── DATA EXTRACTS
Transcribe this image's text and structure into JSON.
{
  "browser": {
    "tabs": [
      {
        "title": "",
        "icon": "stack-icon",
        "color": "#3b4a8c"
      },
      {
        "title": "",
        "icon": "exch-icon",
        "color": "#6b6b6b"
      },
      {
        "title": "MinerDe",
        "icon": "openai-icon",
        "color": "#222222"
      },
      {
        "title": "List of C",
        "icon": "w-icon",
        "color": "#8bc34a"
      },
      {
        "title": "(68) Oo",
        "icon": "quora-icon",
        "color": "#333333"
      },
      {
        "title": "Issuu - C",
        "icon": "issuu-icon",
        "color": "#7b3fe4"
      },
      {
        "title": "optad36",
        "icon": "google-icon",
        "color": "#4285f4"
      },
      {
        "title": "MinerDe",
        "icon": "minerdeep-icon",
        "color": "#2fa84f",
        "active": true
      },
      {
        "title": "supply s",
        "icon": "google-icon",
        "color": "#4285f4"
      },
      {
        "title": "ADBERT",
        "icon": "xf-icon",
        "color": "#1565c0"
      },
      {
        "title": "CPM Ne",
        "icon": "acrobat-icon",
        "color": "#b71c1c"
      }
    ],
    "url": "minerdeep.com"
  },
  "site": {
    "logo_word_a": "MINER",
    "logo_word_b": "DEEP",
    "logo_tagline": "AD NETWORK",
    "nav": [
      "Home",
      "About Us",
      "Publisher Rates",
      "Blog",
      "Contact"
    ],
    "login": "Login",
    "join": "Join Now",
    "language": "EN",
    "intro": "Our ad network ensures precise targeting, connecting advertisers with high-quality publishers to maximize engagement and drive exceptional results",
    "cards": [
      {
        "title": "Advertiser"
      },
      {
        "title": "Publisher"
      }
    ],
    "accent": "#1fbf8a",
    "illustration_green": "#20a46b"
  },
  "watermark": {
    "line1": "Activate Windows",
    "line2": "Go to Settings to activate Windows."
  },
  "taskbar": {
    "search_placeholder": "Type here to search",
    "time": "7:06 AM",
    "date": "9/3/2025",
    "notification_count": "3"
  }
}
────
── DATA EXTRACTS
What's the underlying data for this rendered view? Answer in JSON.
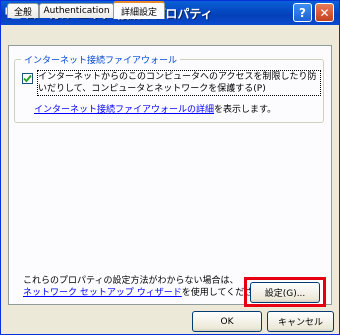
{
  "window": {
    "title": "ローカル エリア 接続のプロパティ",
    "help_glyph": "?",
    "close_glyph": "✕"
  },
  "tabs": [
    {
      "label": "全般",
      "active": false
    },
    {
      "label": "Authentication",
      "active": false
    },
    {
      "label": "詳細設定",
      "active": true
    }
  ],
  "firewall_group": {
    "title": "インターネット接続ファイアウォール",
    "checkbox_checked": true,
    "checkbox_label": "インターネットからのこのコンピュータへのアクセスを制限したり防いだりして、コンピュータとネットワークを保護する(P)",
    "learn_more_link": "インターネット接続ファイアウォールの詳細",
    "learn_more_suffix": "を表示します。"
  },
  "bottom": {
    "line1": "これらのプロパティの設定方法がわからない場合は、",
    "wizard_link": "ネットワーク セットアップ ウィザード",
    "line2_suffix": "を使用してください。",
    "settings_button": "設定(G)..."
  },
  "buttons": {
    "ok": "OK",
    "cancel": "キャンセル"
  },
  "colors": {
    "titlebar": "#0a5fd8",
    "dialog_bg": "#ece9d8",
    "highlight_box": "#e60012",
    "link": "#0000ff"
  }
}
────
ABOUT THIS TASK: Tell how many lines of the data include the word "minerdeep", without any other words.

TASK OUTPUT: 2